“Jimmy’s Hall”, a film by Ken Loach

reviewed by Anne-Marie Montebello
The word hall, in this Franco-British film, is understood in French to mean dance hall.  But it is much more than this.  It is a meeting place, a place of learning, drawing, music, boxing, literature, and also of course a place to dance and celebrate in a country where popular music, of high quality, and the accompanying dances have played a major role up to this day.

Jimmy introduces the sounds and rhythms he discovered during his ten year exile in the United States, particularly those of Black music. James Galton – Jimmy to his close friends – was actually forced to go into exile when confronted by local landowners and the police. In 1932 he returned to his village in Leitrim county in south-western Ireland, from where the English were evicted less than twenty years earlier. He decided to settle down and work the land, while staying with his elderly mother. We quickly realize that the villagers have not forgotten him and that they expect a lot of him — notably his authorization to repair the premises they had built together and which are now falling to pieces. The situation has not changed. Unemployment, landless farmers on very extensive property, eviction of sharecroppers unable to pay the outrageous rents they are charged, oppression by the Roman Catholic Church personified by a belligerent priest who dictates from the pulpit what is to be done or not done, and who singles out Jimmy, whom he would like to bannish from the village.  In those years the Catholic Church had a monopoly on education — a priviledge which was contested by the lessons offered by the Hall free of charge. The same causes producing the same effects, confrontation is near, all the more since in Belfast, in Northern Ireland, Catholic and Protestant workers have come together against their exploiters, inducing the greatest concerns among the employers and the clergy obsessed, not without reason, by the fear of communism.
The film could have been dry.  Quite to the contrary, it is full of strength and energy, punctuated by sequences of dancing. The colour is beautiful, the landscapes are gentle, and the characters, without being fashion models, possess an aura that radiates. What we are talking about here are the villagers with their lovely, recognizable accent — not the landowners haunted by fear and hatred. It should be noted the police who are chasing Jimmy and who, without abandonning their brutality, are ill at ease in these fights against people belonging to a world from which they come.
Ken Loach is known not to dissociate the political discourse from artistic expression, be it the light in which it was filmed or the camera employed. The point of view often advanced is that of the teenagers by whom Jimmy is surrounded, and in whom burns the desire to escape the oppression of money and morality. There’s also a romantic scenario, both discreet, and of a great emotional intensity. As in Irish ballads, when returning from exile, Jimmy has found his sweetheart already married and the mother of two children.

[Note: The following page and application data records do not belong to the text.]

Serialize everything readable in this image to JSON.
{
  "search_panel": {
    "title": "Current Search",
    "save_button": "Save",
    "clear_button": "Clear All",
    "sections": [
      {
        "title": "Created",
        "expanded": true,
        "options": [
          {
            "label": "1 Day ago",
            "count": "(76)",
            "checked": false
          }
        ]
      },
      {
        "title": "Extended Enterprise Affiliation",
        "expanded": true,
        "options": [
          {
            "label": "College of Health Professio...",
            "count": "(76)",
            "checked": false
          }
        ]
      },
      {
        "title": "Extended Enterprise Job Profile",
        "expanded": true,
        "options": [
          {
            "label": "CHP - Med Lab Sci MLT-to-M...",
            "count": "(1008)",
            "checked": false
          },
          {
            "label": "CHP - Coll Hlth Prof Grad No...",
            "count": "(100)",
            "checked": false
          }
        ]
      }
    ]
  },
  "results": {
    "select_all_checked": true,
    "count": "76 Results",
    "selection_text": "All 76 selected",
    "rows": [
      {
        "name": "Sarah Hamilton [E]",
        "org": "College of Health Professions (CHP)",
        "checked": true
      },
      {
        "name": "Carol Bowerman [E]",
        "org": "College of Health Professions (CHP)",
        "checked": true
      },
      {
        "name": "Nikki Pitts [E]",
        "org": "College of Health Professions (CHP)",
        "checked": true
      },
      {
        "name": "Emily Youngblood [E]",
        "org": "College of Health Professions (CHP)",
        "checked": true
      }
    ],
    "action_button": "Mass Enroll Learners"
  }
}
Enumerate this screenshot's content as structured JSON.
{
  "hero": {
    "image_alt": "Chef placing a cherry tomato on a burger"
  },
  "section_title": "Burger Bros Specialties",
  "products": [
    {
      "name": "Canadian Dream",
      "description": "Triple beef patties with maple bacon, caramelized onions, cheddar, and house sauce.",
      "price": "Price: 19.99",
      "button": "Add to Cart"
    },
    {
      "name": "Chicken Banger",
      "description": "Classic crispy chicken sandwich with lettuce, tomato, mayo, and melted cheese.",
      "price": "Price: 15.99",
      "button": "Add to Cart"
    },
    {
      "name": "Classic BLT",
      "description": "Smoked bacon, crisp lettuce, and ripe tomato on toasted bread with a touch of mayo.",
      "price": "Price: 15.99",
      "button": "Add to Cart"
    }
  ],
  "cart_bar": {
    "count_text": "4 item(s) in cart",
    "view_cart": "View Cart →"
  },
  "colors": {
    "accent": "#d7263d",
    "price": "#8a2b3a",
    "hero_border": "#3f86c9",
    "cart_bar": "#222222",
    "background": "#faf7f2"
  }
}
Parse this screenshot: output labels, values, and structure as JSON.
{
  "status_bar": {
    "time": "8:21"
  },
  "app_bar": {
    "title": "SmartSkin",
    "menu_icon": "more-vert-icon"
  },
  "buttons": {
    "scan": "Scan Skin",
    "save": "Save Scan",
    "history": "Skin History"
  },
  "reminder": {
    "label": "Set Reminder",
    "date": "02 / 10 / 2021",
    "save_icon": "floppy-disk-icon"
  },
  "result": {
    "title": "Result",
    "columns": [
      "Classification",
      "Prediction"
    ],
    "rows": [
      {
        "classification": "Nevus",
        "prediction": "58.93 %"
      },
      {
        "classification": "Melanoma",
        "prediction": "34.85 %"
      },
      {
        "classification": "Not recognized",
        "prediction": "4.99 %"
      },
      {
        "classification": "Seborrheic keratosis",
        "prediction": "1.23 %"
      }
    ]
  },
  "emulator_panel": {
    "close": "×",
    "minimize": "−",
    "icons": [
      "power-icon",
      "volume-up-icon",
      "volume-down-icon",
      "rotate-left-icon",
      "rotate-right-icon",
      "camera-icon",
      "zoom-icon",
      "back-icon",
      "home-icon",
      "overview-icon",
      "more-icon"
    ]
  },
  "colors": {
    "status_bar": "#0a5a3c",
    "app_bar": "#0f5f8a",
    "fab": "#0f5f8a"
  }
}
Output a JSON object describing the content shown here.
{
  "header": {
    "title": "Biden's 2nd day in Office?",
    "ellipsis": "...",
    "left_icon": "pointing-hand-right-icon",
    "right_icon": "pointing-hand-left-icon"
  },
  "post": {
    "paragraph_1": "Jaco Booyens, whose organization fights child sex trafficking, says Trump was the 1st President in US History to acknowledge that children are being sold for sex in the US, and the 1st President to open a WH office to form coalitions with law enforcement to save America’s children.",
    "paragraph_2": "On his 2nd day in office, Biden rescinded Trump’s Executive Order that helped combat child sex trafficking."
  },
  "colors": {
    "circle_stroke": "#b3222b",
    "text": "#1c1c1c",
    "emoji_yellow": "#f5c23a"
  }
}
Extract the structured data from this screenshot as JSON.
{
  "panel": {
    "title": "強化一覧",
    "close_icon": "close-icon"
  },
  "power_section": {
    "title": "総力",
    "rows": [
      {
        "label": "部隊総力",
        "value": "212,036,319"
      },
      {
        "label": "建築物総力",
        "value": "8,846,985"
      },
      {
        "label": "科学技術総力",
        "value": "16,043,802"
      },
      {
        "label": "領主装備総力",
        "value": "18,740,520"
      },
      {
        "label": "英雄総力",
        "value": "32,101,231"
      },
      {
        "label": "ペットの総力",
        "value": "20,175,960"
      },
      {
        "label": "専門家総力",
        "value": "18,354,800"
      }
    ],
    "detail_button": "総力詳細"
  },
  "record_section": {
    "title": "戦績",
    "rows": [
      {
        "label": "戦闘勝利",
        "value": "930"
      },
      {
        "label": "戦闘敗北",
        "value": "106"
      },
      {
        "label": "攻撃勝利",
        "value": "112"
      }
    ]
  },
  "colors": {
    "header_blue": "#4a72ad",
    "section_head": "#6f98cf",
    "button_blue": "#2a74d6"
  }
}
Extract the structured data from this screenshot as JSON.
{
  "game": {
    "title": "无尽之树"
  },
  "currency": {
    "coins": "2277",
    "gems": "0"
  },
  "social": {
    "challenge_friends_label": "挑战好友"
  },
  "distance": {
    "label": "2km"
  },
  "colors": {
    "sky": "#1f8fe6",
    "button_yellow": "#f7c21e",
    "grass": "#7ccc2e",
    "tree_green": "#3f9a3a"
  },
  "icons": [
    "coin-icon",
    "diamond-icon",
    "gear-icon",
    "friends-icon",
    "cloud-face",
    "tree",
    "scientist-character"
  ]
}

The screenwriter says he wanted to move beyong the idealised image of the activist. And the character portrayed by actor Barry Ward is anything but a caricature. Sensitive and fun-loving, he hesitates when his incredible skill as a speaker is solicited. Political discussion is present on different levels. With the villagers, always threatened with repression and who wonder about the action they should take. With the prominent citizens, for the opposite reasons. And potentially with the clergy, where the reflections of a young priest disturb the old vicar, who nevertheless remains on the side of the landowners. Debates take place between the two sides, but they could be better described as denunciations rather than as debates. Their aim is to convince their own partisans, more than their adversaries. The situation is undisputably that of class struggle.
Jimmy’s Hall is not the first film Ken Loach dedicated to Ireland and its political and social fights.  The Wind that Shakes the Barley (2006) was about the 1919-1921 war of independance, and the civil war of 1922-1923 which followed, and which earned him the Palme d’Or in Cannes. The same scriptwriter Paul Laverty also wrote this latest film. Many studies have been devoted to the activist Jimmy Galton, but nothing had yet been written which would do him justice and venerate his name. This has now been accomplished. Ken Loach claims he likes documentaries. He produced here a beautiful cinematic achievement which both accounts for history, and gives it the tribute of fine fiction artistry.